In the later years it became a place to do homework on the way to volunteering or Girl Scouts.
There was winter driving...
And then there was winter driving with chains on the tires...
And days of no driving at all, like when I had a severe concussion (no driving for 2 weeks), and when the van was completely iced over during a storm.
Oh, look, another Odyssey... no matter where we ventured, other Odysseys were with us.
She took dozens of ferry boat rides.
We went on many road trips with my mom as navigator. (Crossing the 177' high Deception Pass bridge -- don't look down).
When I didn't have a navigator, I used my state-of-the-art GPS unit (a hand drawn map affixed to the dash with a recycled name badge sticker).
The van ferried over 70 foster cats and kittens between the shelter and home. It was also a "quarantine area" when I brought sickly kittens in for tests. It was safer to keep them in the van than to bring them into the clinic and possibly infect other animals with the fatal viruses some of them had.
A few medical procedures happened there.
Floormats and towels covering the seats got bleached, and I learned how to properly disinfect the van afterwards.
Some larger animals came into the van, too, though not fully (thankfully).
Well, Hello there!
The van saw us through 13 camping seasons
It wasn't the best for off-road clearance, but it sure could hold all our gear.
Sometimes it was a real battle to keep everything clean, especially while camping. That yellow round thing in the photo above is a travel potty (essential for girls). We used it for about 8 years. I even used it once in an emergency!
Here the kids decided to swim in mud puddles at the farm. How do I keep this mud from getting all over the inside of the van?
And just because they got older didn't mean they outgrew the puddle jumping urge.
It just means a bigger body = more mud. "Mommy, I'm cold, can we go home now?"
For big messes, like the mud puddle escapades, the girls knew the drill -- I held out a towel beside the van while they stripped, then I wrapped them in the towel and buckled them in. Muddy clothes went in a plastic bag to be dealt with later.
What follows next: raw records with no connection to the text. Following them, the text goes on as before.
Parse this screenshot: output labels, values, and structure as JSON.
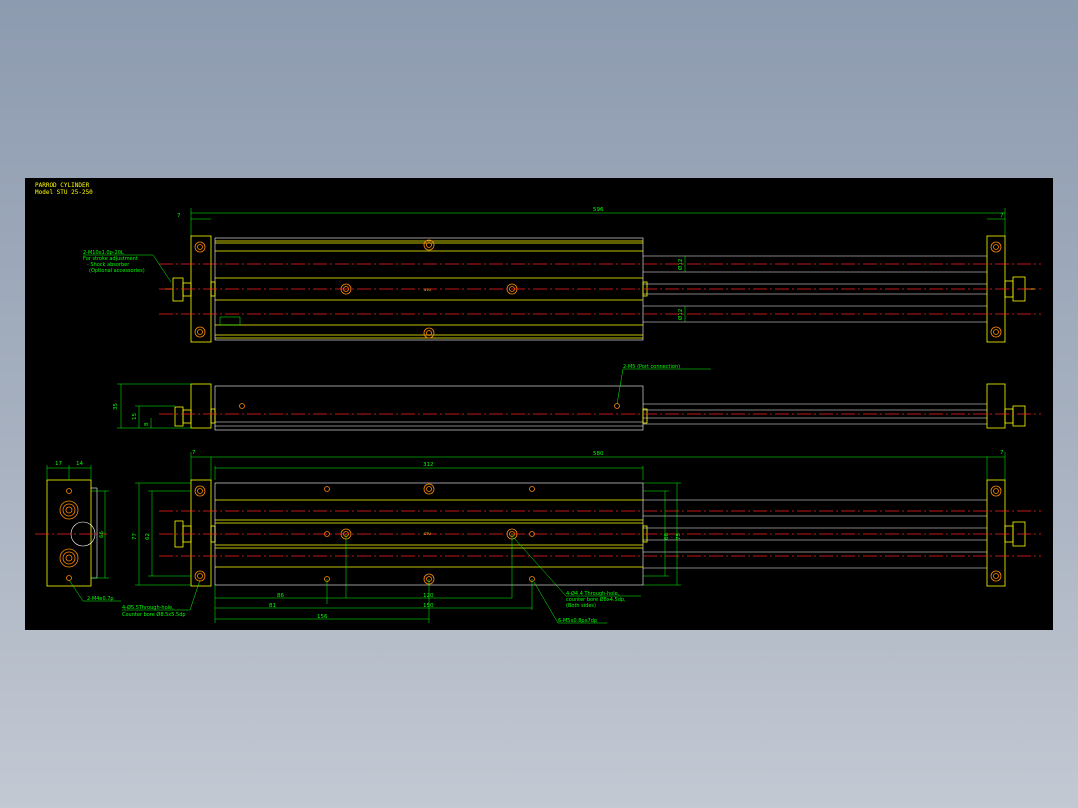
{
  "title": {
    "line1": "PARROD CYLINDER",
    "line2": "Model  STU 25-250"
  },
  "dimensions": {
    "top_overall": "596",
    "top_left_end": "7",
    "top_right_end": "7",
    "top_v1": "Ø12",
    "top_v2": "Ø12",
    "side_h1": "35",
    "side_h2": "15",
    "side_h3": "8",
    "bottom_overall": "580",
    "bottom_left_end": "7",
    "bottom_right_end": "7",
    "bottom_312": "312",
    "bottom_height_outer": "77",
    "bottom_height_inner": "62",
    "bottom_right_66": "66",
    "bottom_right_75": "75",
    "dim_86": "86",
    "dim_120": "120",
    "dim_81": "81",
    "dim_150": "150",
    "dim_156": "156",
    "end_17": "17",
    "end_14": "14",
    "end_66": "66"
  },
  "notes": {
    "n1_l1": "2-M10x1.0p-20L",
    "n1_l2": "For stroke adjustment",
    "n1_l3": "- Shock absorber",
    "n1_l4": "(Optional accessories)",
    "n2": "2-M5 (Port connection)",
    "n3": "2-M4x0.7p",
    "n4_l1": "4-Ø5.5Through-hole,",
    "n4_l2": "Counter bore Ø8.5x5.5dp",
    "n5_l1": "4-Ø4.4 Through-hole,",
    "n5_l2": "counter bore Ø8x4.5dp,",
    "n5_l3": "(Both sides)",
    "n6": "6-M5x0.8px7dp"
  },
  "colors": {
    "background": "#000000",
    "outline": "#ffff00",
    "body": "#ffffff",
    "dimension": "#00ff00",
    "centerline": "#ff2020",
    "hole": "#ff8c00"
  }
}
I always had towels and sheets on hand for such occasions.
From the beach to the mountains, from Oregon to Canada, we went on many adventures together.
I enjoyed driving the Oddy, and it was part of our family in so many ways. I held on to her for years after many of my neighbors traded up to Lexus SUVs or Cadillac Escalades. I loved having a van, despite the "soccer mom" stereotype. I could haul whole sheets of plywood, mounds of manure, a half-dozen kids, 2,000 boxes of Girl Scout Cookies, big pieces of furniture, multiple bicycles, and much more. If I was going to get rid of my van, I wanted another one.
During one of my busiest work weeks so far, when I was getting up at 4:30am and driving over 100 miles a day on my school bus, my husband found a used 2010 model Odyssey (with keyless entry!) at a nearby dealership. I'd always told him that I wanted to be part of the negotiation process, unlike the last time, so that I'd get the features I really wanted (Fog lights!) at a reasonable price. I did get my fog lights, and was present for some of the negotiation (which lasted 2 days), but I was so tired from work that I wasn't able to fully enjoy the process. Perhaps if I'd been more rested I could have knocked another hundred off the price, but in the end the transaction was satisfactory. The next day while I was at work my husband sold our old Oddy through Craigslist to a Middle Eastern man who was planning to drive it with his wife and kids to California. I didn't even get to say goodbye. I hope she's enjoying her new life with her new family. She certainly served us well.